If you took everyone coaching Women's Basketball at the collegiate level, even moreso, took everyone who goes to work as you do every day of your life and put them under a microscope and then published and broadcast any moral failing they may have had along the way more than likely many of us would be all by ourselves. Tyler was a young man who dove into the highly charged atmosphere of competitive women's basketball with all that estrogen and attractive young women around and him in his twenties I'm surprised his failings were not much worse and numerable. He probably should not be around young women coaching ever again but he surely ought find a way to contribute based on his education and experiences to teach high school or coach another sport perhaps guys in baseball or something. I hate seeing someone so beaten down that they can't come back up to walk upright again, the article made it seem like he's just a beaten down old dog at this point and he' s still a young man.
I don’t know what his relationship with his father is. But I hope that R.B. has been there with him through this and that he is a great grandfather to Tyler’s child.
All LV fans watched a cute little boy grow up before our eyes beaming at his Mother and all of her players. I want to think that sweet little guy is still in there somewhere.
I hope that Tyler has apologized to his ex wife and ex bball players and I hope that Tyler finds some joy. He absolutely idolized his Mother and none of us can fully know how painful it was for him to watch her condition deteriorate right before his very eyes. Pat would want us to forgive him. I do.
 
#24

chas

Active Member
Joined
Sep 21, 2019
Messages
36
Likes
57
#24
we are all humans and make bad choices at time please everyone give him the second chance he deserives. if it was you. you would want a second chance . god bless Tyler and please make the most of it we all still rembember you mom and god bless her and rest in peace Pat.
 
Likes: stlvolsfan
#25

BowlBrother85

1 star recruit
Joined
Sep 18, 2013
Messages
27,461
Likes
26,430
#25
What happened to Tyler -- the poor judgement under crisis -- is common among people who are grieving intensely.
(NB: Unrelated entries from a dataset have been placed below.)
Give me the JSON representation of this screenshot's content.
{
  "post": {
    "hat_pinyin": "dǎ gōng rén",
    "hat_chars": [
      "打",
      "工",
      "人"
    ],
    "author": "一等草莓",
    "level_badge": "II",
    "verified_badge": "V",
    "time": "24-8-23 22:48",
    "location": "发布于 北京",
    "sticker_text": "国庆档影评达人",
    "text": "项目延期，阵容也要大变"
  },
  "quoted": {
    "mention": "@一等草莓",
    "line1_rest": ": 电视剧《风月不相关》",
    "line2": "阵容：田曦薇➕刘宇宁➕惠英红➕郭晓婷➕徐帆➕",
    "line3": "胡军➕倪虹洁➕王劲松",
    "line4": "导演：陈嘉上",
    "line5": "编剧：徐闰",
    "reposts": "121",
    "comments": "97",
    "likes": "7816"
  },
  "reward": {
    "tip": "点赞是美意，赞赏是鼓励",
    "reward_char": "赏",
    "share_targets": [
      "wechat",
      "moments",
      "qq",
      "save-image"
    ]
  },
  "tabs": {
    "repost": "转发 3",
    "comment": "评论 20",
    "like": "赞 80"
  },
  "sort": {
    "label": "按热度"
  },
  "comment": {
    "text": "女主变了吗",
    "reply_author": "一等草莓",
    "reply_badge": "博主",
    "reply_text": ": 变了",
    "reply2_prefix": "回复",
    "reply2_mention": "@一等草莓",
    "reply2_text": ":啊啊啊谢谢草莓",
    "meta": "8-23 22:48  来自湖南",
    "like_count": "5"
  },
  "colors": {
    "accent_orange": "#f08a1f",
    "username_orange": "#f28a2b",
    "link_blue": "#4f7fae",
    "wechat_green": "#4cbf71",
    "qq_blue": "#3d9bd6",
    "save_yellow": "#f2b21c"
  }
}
That Tyler, at his young age, was having to deal with the sudden decline of the person who literally personified strength to him (and to millions of strangers) at the very same time he was put in the pressure cooker of being the youngest D1 coach in the country, was too much to bear. Most people would be shocked to know how many extra-marital affairs happen when one partner is overcome with grief of some kind, or the pressure of being a new father, or new job, etc. Can any of us truly understand what it must have been like for the only child of one of the most respected human beings on the planet is suddenly preparing for that person to die a horrific death at a young age? I can't. But I can understand the impulse to do something totally out of character and dangerous as a way to gain some measure of control in a situation that seems totally out-of-control.

A very young man made an all-too-common mistake at a time in his life when he was most vulnerable and overwhelmed and preparing for his Rock, his Compass, his dear mother, to die. If there are people alive who still can't find it in their hearts to forgive him, then they need serious help.
That's over the top. The only people he owed an apology, were AnDe Ragsdale and Mickie DeMoss... and it's totally understandable if they don't forgive him. I mention Mickie because she really stuck her neck out for him and he made her look like a fool. Louisiana Tech initially offered her their head coaching job in 2014, and she turned it down, but said that she would be willing to serve as an assistant to Tyler Summitt if they would give him the opportunity (which he hadn't yet earned on his own). As a Louisiana Tech alum, and long time friend of Pat Summitt's, she really went to bat for him with the administration and insisted that he was ready for such a responsibility at such a young age. Tyler took that big break and crapped all over it... and made one of his mother's best friends out to be an idiot in front of her alma mater. Having said that... I'm sure Mickie has forgiven him.
 
Last edited:

VN Store


Sponsors
 

Top